“What was that?” they all seemed to cry out simultaneously, and “why did you do that – it was a perfectly fine bowl!” I looked at my hands again – the dish was gone, together with my food. In its place was a small pile of fine grey powder.
The expressions on their faces were such a curious mix of dismay and bewilderment, that I could not help myself - now my own lips were trembling in an unstoppable fit of mirth. That only deepened their consternation, but also brought a sudden flood of relief to my heart, soothing my wounded ego. The tingling sensation, which I had first experienced on the dusty street of Amketran, upon seeing a small white sheep wearing my stolen coif, had returned and soon left me weeping helplessly, as wave after wave of uncontrollable laughter shook my body.
“Would you please stop laughing and explain why did you destroy a useful piece of tableware?” Mirri said in a slightly puzzled voice. But her eyes were smiling, even as her lips moved in a pattern of chastising speech. I only shrugged my shoulders, grinning like a maniac. It felt ... good to be able to laugh instead of going raving mad. She turned to Omwo, who was twitching sullenly on the side of the campfire farthest from mine.
“I hope it was not your idea of a ‘good joke’, bard. We have a very limited supply of crockery, and the next place that sells durable goods is more than hundred miles away from here to the north.”

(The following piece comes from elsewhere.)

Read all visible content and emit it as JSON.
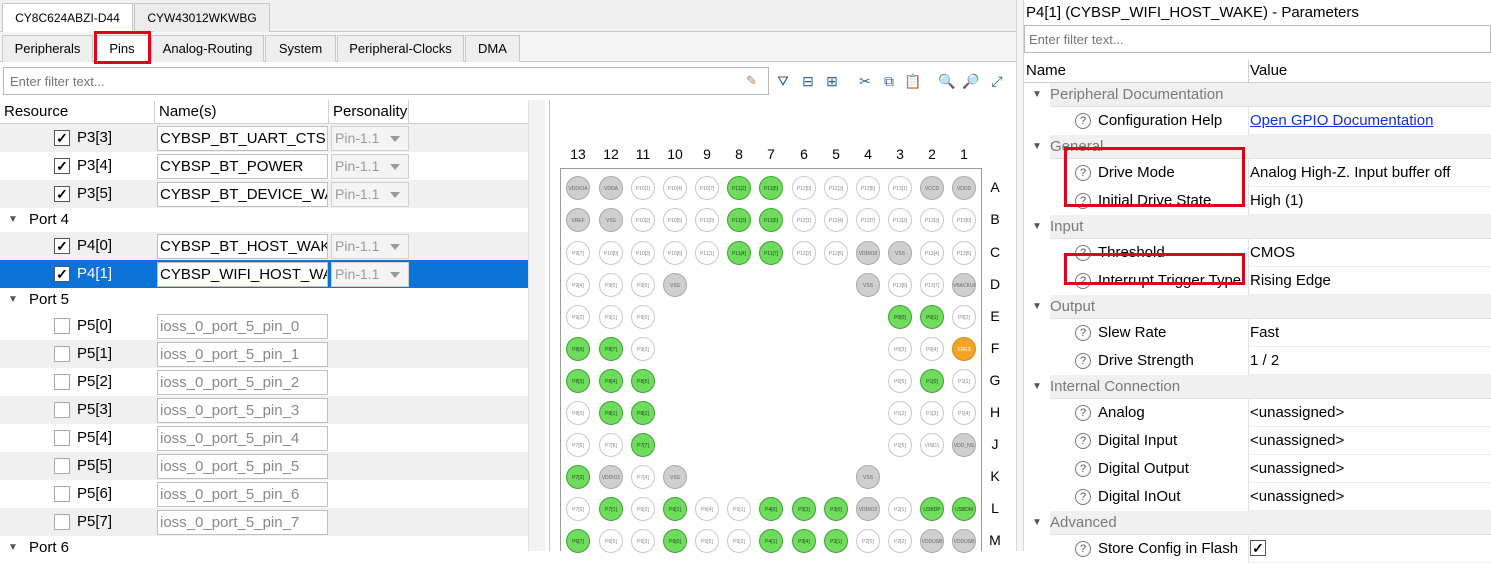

“I offer my sincerest apologies,” the actor squeaked suddenly, giving me a sharp look of his small eyes. “For that stupid joke, as well as for my previous ... remarks, wonder-boy. If you can cast disintegrate without opening your mouth ... Why you even bothered with the firewand? You could have finished that Naga without lifting a finger.”